### Data supplied
####

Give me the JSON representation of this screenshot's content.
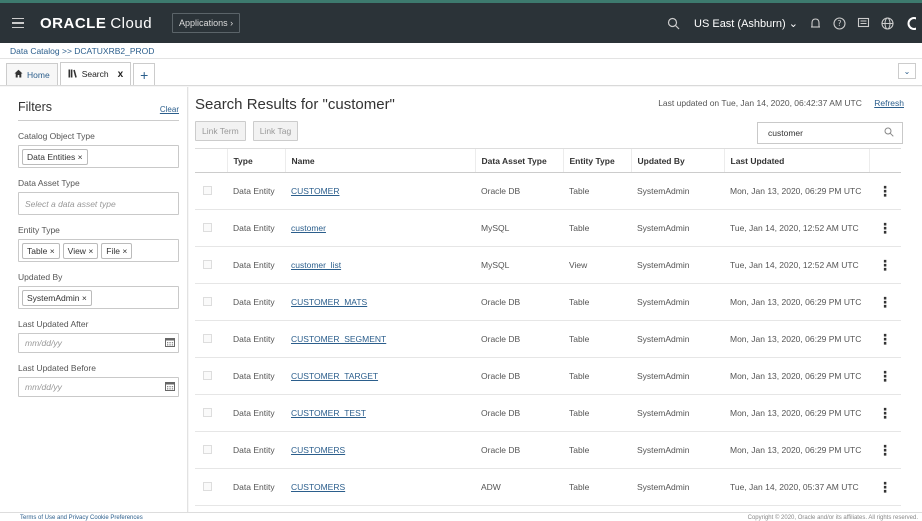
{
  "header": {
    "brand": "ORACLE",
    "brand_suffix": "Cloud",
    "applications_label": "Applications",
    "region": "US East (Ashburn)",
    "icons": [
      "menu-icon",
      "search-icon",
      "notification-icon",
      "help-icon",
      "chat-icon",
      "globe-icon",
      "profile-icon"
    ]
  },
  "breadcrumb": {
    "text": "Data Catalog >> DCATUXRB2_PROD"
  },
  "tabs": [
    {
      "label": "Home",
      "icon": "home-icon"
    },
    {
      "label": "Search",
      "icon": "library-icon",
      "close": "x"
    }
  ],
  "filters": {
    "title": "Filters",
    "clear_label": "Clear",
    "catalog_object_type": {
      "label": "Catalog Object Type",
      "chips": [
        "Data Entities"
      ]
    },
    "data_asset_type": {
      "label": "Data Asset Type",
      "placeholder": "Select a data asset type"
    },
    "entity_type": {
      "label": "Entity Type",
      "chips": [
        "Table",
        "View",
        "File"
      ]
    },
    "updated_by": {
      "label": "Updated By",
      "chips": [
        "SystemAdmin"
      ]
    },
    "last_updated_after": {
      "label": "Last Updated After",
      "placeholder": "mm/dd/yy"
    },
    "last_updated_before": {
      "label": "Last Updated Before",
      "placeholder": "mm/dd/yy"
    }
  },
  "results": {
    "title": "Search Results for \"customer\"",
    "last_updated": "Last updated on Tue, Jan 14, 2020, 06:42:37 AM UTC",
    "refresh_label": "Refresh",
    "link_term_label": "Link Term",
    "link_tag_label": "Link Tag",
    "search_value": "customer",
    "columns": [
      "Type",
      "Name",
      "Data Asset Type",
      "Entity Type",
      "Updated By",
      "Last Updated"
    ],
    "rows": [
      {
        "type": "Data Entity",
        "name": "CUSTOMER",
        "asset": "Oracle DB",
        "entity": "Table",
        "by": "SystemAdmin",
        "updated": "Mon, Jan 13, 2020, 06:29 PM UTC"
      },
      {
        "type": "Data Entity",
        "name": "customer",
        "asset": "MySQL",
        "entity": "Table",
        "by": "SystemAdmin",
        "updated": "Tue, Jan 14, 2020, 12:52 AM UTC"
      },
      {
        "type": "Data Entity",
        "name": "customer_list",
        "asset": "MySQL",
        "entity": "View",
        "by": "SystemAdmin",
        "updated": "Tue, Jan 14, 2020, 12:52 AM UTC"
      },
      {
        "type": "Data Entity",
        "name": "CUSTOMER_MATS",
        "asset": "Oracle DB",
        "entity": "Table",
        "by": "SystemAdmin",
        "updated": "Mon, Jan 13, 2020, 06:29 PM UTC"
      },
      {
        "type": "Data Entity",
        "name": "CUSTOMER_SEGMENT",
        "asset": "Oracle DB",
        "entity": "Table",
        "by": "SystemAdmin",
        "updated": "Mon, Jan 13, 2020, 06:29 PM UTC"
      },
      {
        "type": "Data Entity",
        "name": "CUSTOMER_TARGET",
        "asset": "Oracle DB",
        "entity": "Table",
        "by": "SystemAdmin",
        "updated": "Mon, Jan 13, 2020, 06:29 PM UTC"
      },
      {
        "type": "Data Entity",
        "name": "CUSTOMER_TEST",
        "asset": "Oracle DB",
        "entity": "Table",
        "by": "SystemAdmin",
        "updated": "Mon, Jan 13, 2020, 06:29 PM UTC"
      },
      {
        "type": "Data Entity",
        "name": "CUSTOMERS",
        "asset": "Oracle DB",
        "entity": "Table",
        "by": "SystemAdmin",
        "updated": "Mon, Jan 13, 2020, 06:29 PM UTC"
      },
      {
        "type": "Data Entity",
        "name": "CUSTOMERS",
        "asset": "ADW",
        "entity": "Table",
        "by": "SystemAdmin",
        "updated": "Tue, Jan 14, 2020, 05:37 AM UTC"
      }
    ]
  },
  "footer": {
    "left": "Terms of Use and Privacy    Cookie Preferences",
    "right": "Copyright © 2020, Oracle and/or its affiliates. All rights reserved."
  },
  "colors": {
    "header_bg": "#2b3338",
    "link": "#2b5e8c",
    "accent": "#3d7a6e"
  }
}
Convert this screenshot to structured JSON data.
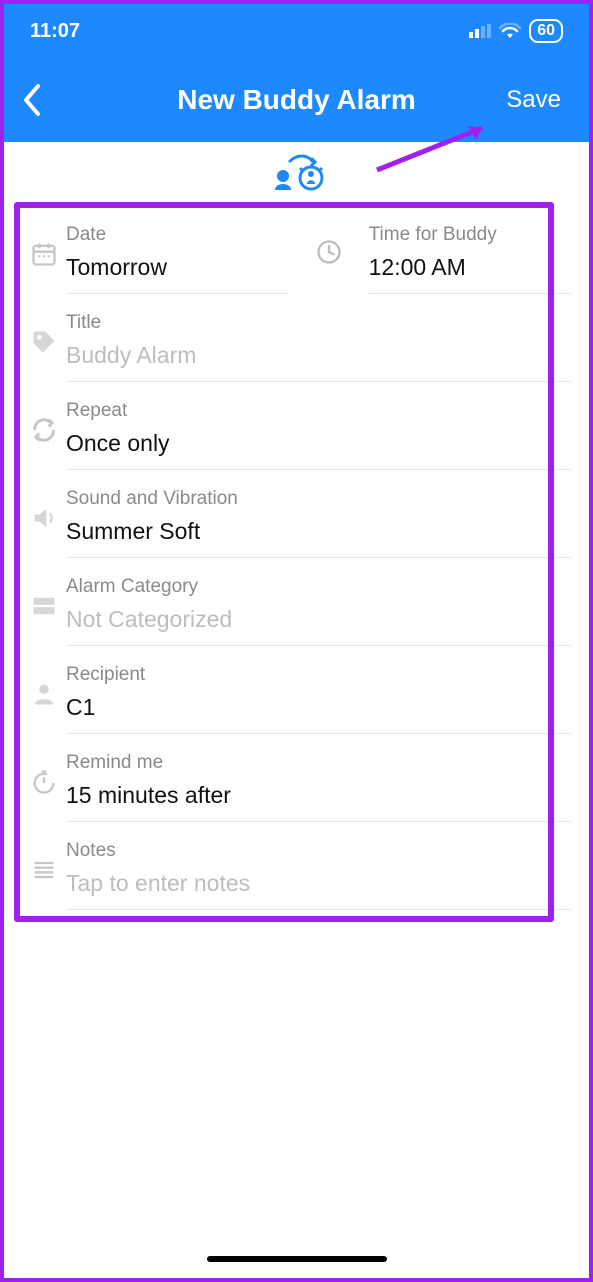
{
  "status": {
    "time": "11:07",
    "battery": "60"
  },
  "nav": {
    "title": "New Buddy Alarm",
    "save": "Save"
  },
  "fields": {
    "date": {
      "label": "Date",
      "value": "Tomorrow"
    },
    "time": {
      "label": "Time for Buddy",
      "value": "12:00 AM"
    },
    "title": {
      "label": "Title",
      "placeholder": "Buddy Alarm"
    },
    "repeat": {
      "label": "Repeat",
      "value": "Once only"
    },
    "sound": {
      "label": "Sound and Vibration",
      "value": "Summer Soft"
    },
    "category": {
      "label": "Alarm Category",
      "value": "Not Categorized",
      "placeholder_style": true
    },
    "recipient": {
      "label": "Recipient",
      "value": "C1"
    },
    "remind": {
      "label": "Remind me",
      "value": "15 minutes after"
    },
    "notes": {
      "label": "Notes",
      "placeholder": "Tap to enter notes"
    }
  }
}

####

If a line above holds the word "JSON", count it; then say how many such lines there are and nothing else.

2